## Task objective
All lines of the following material must be written out exactly as they appear.

## Source information

════

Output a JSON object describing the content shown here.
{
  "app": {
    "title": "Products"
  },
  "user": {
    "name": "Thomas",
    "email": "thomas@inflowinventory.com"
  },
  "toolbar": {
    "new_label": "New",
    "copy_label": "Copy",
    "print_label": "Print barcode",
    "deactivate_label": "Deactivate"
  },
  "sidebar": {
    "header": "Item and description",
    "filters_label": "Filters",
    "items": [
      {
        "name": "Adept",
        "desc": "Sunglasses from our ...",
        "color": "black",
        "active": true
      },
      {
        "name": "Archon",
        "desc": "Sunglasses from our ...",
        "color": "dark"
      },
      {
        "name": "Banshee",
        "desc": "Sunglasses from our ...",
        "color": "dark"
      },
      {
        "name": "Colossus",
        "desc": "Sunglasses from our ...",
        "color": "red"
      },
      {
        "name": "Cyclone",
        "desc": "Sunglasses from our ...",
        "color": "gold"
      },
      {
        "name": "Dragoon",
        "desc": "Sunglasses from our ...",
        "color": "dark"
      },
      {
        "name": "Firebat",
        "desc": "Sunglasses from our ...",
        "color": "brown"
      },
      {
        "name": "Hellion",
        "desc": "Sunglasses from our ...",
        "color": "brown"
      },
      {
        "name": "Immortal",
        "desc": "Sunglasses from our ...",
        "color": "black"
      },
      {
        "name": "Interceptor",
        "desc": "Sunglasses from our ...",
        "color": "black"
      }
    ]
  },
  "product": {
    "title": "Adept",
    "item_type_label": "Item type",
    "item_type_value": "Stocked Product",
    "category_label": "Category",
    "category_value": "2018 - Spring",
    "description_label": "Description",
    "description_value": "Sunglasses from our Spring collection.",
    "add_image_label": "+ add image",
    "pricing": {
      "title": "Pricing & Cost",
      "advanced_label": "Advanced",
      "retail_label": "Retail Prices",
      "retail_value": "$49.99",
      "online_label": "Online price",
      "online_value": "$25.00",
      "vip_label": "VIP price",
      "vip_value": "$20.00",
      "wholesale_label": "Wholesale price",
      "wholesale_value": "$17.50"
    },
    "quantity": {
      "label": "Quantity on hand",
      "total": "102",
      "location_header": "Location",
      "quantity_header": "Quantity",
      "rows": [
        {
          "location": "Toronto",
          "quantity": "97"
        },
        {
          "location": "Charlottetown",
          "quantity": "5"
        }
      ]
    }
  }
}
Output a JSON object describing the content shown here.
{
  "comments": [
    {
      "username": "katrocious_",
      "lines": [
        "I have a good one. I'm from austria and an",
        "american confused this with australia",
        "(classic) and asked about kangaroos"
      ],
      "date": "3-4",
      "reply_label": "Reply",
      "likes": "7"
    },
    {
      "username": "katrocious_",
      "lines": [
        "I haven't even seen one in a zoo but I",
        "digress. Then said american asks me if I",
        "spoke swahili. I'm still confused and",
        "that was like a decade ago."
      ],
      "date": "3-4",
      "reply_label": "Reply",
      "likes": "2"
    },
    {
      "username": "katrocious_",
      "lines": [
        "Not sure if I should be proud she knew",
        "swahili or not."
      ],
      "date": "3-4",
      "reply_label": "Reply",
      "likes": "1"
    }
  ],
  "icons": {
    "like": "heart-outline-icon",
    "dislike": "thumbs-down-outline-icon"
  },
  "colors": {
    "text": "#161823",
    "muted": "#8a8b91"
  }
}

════

## Answer to the problem
Output a JSON object describing the content shown here.
{
  "app": {
    "title": "Products"
  },
  "user": {
    "name": "Thomas",
    "email": "thomas@inflowinventory.com"
  },
  "toolbar": {
    "new_label": "New",
    "copy_label": "Copy",
    "print_label": "Print barcode",
    "deactivate_label": "Deactivate"
  },
  "sidebar": {
    "header": "Item and description",
    "filters_label": "Filters",
    "items": [
      {
        "name": "Adept",
        "desc": "Sunglasses from our ...",
        "color": "black",
        "active": true
      },
      {
        "name": "Archon",
        "desc": "Sunglasses from our ...",
        "color": "dark"
      },
      {
        "name": "Banshee",
        "desc": "Sunglasses from our ...",
        "color": "dark"
      },
      {
        "name": "Colossus",
        "desc": "Sunglasses from our ...",
        "color": "red"
      },
      {
        "name": "Cyclone",
        "desc": "Sunglasses from our ...",
        "color": "gold"
      },
      {
        "name": "Dragoon",
        "desc": "Sunglasses from our ...",
        "color": "dark"
      },
      {
        "name": "Firebat",
        "desc": "Sunglasses from our ...",
        "color": "brown"
      },
      {
        "name": "Hellion",
        "desc": "Sunglasses from our ...",
        "color": "brown"
      },
      {
        "name": "Immortal",
        "desc": "Sunglasses from our ...",
        "color": "black"
      },
      {
        "name": "Interceptor",
        "desc": "Sunglasses from our ...",
        "color": "black"
      }
    ]
  },
  "product": {
    "title": "Adept",
    "item_type_label": "Item type",
    "item_type_value": "Stocked Product",
    "category_label": "Category",
    "category_value": "2018 - Spring",
    "description_label": "Description",
    "description_value": "Sunglasses from our Spring collection.",
    "add_image_label": "+ add image",
    "pricing": {
      "title": "Pricing & Cost",
      "advanced_label": "Advanced",
      "retail_label": "Retail Prices",
      "retail_value": "$49.99",
      "online_label": "Online price",
      "online_value": "$25.00",
      "vip_label": "VIP price",
      "vip_value": "$20.00",
      "wholesale_label": "Wholesale price",
      "wholesale_value": "$17.50"
    },
    "quantity": {
      "label": "Quantity on hand",
      "total": "102",
      "location_header": "Location",
      "quantity_header": "Quantity",
      "rows": [
        {
          "location": "Toronto",
          "quantity": "97"
        },
        {
          "location": "Charlottetown",
          "quantity": "5"
        }
      ]
    }
  }
}
Output a JSON object describing the content shown here.
{
  "comments": [
    {
      "username": "katrocious_",
      "lines": [
        "I have a good one. I'm from austria and an",
        "american confused this with australia",
        "(classic) and asked about kangaroos"
      ],
      "date": "3-4",
      "reply_label": "Reply",
      "likes": "7"
    },
    {
      "username": "katrocious_",
      "lines": [
        "I haven't even seen one in a zoo but I",
        "digress. Then said american asks me if I",
        "spoke swahili. I'm still confused and",
        "that was like a decade ago."
      ],
      "date": "3-4",
      "reply_label": "Reply",
      "likes": "2"
    },
    {
      "username": "katrocious_",
      "lines": [
        "Not sure if I should be proud she knew",
        "swahili or not."
      ],
      "date": "3-4",
      "reply_label": "Reply",
      "likes": "1"
    }
  ],
  "icons": {
    "like": "heart-outline-icon",
    "dislike": "thumbs-down-outline-icon"
  },
  "colors": {
    "text": "#161823",
    "muted": "#8a8b91"
  }
}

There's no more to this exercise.